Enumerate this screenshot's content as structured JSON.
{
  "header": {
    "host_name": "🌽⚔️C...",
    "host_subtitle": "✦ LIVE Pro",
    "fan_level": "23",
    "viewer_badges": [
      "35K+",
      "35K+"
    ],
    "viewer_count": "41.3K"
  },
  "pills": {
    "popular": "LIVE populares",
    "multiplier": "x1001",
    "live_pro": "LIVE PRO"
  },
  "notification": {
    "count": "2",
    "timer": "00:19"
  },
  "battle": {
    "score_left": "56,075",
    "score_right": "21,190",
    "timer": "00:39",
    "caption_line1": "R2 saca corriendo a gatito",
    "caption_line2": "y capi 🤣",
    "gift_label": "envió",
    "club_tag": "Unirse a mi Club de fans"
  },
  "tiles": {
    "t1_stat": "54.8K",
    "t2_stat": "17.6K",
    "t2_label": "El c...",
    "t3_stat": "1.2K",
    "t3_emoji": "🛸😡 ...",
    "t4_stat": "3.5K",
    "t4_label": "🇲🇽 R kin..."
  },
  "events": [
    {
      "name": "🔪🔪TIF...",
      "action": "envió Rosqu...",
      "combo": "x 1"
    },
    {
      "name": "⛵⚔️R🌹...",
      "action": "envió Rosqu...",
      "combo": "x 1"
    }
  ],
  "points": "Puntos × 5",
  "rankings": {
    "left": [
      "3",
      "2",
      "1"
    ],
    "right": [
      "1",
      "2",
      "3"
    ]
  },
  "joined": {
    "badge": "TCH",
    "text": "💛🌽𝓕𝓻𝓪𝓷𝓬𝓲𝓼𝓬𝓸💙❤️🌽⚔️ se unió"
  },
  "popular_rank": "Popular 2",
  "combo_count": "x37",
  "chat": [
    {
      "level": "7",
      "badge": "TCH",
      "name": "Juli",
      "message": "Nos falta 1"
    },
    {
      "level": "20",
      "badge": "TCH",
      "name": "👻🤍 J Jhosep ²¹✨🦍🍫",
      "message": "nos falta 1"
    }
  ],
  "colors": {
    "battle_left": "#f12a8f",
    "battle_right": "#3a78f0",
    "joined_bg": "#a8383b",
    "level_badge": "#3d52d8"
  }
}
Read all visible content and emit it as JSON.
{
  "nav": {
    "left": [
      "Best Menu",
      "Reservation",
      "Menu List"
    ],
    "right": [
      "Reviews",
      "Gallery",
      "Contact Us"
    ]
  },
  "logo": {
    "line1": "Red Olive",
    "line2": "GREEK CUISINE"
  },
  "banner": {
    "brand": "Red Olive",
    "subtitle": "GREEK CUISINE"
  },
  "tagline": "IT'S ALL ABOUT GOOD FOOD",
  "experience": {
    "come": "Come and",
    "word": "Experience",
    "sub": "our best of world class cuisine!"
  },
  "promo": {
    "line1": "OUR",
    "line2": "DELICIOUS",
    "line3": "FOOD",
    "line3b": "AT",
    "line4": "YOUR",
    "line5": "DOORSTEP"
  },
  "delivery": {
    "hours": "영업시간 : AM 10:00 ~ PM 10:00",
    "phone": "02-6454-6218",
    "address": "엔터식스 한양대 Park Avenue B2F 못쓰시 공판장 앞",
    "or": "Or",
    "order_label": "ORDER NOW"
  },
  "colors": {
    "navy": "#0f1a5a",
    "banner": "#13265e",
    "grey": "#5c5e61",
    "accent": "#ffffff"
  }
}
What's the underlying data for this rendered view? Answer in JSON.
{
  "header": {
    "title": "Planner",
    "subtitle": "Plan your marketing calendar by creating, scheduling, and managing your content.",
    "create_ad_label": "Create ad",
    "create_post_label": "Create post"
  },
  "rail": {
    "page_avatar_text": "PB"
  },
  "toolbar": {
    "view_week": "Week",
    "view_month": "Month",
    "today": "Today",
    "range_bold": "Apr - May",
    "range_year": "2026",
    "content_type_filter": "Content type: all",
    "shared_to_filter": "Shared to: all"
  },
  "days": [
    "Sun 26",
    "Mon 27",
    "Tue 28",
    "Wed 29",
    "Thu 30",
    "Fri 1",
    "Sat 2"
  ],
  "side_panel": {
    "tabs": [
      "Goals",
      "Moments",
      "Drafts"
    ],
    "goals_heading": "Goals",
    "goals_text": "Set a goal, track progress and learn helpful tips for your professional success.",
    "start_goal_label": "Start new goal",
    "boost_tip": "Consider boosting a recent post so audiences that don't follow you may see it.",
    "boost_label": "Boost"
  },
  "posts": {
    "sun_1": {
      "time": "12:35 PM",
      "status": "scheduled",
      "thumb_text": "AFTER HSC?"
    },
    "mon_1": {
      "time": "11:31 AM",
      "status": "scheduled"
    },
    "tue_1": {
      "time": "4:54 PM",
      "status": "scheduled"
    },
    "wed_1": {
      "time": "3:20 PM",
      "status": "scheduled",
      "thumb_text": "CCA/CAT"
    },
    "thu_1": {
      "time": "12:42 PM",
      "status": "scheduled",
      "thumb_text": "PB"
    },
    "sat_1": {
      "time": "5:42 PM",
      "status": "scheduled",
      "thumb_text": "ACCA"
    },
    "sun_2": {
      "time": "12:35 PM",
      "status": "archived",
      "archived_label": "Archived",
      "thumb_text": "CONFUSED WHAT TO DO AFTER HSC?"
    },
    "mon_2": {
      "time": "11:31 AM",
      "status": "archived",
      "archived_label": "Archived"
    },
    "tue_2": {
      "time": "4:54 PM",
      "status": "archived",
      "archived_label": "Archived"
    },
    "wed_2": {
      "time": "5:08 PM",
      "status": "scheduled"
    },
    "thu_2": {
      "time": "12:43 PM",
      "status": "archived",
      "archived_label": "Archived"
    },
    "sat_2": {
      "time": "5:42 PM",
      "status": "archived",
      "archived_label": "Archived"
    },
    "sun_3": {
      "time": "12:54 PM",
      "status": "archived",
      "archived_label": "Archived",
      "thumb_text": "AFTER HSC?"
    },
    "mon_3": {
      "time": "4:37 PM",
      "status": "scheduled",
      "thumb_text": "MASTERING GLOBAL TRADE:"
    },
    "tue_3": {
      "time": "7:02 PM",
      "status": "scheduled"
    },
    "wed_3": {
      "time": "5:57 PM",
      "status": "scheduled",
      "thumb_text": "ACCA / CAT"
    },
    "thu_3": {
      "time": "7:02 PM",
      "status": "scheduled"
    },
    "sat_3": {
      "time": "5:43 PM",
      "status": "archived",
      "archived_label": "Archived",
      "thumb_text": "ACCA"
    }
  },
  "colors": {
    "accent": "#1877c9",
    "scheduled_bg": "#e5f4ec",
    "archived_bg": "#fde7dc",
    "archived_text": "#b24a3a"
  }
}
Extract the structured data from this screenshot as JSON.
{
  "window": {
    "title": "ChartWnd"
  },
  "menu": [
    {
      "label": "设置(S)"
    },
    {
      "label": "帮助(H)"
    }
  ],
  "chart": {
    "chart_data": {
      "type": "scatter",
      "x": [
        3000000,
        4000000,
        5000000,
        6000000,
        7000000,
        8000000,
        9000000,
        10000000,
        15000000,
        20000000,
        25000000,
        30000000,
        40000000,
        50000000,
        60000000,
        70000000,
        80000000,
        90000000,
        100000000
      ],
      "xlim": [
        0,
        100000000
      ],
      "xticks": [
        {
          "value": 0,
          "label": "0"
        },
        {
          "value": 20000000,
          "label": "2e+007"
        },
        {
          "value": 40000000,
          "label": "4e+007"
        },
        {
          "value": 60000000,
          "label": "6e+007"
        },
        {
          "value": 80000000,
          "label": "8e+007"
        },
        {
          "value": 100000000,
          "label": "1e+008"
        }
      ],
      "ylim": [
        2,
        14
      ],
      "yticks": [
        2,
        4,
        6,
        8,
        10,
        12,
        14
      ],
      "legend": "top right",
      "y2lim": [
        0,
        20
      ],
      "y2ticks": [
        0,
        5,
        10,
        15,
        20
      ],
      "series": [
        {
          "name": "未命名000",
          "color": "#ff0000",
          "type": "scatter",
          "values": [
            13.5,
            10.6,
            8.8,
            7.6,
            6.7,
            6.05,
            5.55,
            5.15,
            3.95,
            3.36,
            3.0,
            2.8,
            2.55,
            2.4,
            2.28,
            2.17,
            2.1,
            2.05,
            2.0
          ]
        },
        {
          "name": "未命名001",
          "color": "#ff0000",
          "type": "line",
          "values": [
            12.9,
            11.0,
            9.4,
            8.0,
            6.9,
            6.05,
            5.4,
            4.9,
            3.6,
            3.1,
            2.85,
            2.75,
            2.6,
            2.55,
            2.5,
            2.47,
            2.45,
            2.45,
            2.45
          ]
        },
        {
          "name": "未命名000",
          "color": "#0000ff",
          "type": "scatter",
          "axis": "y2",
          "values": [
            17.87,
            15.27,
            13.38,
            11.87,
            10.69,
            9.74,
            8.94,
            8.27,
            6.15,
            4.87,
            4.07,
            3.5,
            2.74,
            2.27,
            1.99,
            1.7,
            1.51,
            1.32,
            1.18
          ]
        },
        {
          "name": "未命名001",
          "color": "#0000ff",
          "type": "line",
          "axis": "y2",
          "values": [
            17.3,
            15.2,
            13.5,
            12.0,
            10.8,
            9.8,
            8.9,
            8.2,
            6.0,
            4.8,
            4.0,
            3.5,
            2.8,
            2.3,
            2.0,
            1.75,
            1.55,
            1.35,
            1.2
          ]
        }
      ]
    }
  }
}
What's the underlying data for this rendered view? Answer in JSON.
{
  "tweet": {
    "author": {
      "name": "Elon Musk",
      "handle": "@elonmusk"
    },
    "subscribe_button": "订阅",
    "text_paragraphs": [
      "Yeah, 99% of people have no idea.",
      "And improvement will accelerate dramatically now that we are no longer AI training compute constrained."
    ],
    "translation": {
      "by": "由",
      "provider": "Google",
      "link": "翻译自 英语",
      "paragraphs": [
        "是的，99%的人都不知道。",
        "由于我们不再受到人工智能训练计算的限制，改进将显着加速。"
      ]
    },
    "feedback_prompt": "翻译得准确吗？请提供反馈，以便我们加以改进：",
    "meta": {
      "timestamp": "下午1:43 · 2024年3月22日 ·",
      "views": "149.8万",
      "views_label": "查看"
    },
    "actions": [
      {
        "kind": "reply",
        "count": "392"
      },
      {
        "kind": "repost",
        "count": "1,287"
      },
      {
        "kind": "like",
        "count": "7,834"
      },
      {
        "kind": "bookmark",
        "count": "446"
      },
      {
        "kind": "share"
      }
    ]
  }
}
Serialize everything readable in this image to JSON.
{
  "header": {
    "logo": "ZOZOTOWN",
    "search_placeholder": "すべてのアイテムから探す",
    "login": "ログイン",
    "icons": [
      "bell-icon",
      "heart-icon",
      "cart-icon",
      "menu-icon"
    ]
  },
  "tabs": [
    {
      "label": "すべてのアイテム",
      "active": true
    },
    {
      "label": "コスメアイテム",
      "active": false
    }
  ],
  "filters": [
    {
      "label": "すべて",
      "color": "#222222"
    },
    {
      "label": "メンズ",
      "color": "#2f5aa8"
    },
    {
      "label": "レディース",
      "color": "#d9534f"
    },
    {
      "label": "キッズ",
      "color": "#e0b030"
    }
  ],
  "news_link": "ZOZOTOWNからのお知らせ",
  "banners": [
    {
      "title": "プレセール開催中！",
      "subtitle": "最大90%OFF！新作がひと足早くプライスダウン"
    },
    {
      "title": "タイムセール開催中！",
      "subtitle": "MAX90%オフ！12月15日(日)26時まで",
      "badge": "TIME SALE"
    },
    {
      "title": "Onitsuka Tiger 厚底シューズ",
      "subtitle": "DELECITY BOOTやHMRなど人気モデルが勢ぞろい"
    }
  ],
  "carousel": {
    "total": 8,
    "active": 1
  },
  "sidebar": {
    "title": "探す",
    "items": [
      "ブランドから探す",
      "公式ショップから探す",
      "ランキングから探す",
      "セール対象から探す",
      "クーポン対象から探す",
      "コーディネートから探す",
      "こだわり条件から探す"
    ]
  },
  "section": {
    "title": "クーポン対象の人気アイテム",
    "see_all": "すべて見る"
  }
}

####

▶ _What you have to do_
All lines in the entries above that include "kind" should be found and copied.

▶ _Your response_
        "kind": "reply",
        "kind": "repost",
        "kind": "like",
        "kind": "bookmark",
        "kind": "share"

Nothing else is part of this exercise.